Archaeologists have created a realistic reconstruction of a Stone Age woman
In the Swedish Museum of Västernorrland there is a new exhibit devoted to the life of people 4,000 years ago. Its centerpiece is an elaborate reconstruction of a “woman from Lagmansoren,” whose skeleton was discovered during the construction of a local road in 1923. Forensic medical examiner Oskar Nilsson and archaeologist Helena Gjerum reconstructed the appearance of the Stone Age woman, adding many previously unknown details.
This skeleton is notable in that it shows no signs of hard life or ailments, in the life of this woman obviously did not suffer much. She also ate well, because she was a migrant farmer, as indicated by the presence in the remains of isotopes inherent in the grown plant foods. Alas, no DNA is preserved and all we know is that the woman died at the age of about 30 and was only 150 cm tall when she was alive.
There are no traces of heavy manual labor on the skeleton, so Nilsson made the model’s physique graceful and her facial features refined.
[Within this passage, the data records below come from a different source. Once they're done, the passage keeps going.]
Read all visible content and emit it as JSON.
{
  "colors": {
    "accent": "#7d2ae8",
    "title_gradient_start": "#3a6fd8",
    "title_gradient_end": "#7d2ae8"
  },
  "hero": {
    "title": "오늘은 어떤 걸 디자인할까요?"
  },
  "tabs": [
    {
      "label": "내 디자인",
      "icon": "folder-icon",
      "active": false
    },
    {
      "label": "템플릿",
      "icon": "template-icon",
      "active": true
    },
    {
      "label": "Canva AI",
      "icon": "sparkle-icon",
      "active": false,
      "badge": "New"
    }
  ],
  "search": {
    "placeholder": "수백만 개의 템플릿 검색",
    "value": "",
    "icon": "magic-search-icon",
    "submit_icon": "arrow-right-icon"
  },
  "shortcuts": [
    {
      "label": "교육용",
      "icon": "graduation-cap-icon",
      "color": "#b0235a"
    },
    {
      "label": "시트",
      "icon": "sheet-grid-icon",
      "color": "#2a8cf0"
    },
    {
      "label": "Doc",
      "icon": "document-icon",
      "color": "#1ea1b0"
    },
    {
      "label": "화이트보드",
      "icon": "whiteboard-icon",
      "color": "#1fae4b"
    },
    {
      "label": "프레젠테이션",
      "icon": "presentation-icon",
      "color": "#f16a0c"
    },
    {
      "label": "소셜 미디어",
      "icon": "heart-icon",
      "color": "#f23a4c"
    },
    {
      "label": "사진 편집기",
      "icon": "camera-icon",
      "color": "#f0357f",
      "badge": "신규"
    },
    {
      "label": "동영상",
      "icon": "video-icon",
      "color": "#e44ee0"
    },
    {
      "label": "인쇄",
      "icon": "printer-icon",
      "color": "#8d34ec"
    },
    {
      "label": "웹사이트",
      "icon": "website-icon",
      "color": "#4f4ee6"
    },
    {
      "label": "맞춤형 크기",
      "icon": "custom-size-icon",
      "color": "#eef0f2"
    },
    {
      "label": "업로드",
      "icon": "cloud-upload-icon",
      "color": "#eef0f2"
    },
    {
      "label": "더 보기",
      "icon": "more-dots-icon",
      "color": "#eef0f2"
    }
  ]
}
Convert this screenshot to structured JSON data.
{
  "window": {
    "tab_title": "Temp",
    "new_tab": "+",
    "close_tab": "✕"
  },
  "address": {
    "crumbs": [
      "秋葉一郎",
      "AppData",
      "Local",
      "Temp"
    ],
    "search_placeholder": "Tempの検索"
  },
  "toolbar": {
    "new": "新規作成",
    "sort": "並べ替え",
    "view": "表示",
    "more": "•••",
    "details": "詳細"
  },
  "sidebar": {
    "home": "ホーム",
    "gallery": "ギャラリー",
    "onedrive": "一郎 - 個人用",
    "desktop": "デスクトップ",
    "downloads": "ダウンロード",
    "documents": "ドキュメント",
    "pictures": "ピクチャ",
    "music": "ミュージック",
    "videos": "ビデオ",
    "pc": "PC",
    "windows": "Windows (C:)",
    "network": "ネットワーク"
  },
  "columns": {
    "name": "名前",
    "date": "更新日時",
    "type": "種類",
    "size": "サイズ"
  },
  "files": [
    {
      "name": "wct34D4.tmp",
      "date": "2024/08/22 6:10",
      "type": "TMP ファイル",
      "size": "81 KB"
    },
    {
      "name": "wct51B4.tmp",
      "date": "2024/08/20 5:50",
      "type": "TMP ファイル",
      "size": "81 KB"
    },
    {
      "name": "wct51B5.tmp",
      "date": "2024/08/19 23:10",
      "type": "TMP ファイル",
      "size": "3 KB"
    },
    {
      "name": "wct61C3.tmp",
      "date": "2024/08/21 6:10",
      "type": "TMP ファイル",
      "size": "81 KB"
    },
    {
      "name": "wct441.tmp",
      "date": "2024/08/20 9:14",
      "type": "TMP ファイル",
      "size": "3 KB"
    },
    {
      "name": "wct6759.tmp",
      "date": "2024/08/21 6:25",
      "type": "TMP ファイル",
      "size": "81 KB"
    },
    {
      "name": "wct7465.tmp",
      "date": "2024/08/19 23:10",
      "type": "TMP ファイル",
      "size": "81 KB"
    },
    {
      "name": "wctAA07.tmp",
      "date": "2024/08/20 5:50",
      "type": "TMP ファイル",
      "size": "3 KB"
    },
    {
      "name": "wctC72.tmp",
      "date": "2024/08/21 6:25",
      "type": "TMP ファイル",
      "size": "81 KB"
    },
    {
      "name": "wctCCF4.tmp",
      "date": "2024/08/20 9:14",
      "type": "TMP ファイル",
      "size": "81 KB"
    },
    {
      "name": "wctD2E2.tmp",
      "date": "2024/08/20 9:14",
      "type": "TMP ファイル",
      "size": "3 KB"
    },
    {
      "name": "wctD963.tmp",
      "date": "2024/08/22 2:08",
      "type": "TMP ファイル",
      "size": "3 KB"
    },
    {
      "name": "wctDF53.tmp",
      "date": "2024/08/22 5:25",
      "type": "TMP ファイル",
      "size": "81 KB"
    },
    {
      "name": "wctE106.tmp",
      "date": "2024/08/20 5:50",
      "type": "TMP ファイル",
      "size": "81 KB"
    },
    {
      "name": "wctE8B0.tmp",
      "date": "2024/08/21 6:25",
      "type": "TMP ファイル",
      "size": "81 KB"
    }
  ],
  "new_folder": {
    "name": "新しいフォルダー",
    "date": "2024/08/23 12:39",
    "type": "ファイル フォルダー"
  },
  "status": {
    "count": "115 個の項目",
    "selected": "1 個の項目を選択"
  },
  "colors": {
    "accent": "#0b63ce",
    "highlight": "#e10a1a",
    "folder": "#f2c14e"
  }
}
She most likely had free time and some affluence by Stone Age standards, so the woman’s hair was relatively long and well-groomed. And she probably could and wanted to dress well, so her probable costume was made of different skins and types of fur.
Gjerum used the original moose, beaver, and reindeer hides, which she processed using Stone Age technology, to create the model. The process included soaking in running water, soaking in grease for water resistance, kneading, and smoke fumigation against vermin. The lack of seams at the top was taken into account when making the cut, for example because water would have seeped in through them when it rained. Women’s clothes are extremely practical, but at the same time they are also comfortable and beautiful – we have never seen people of that era like that.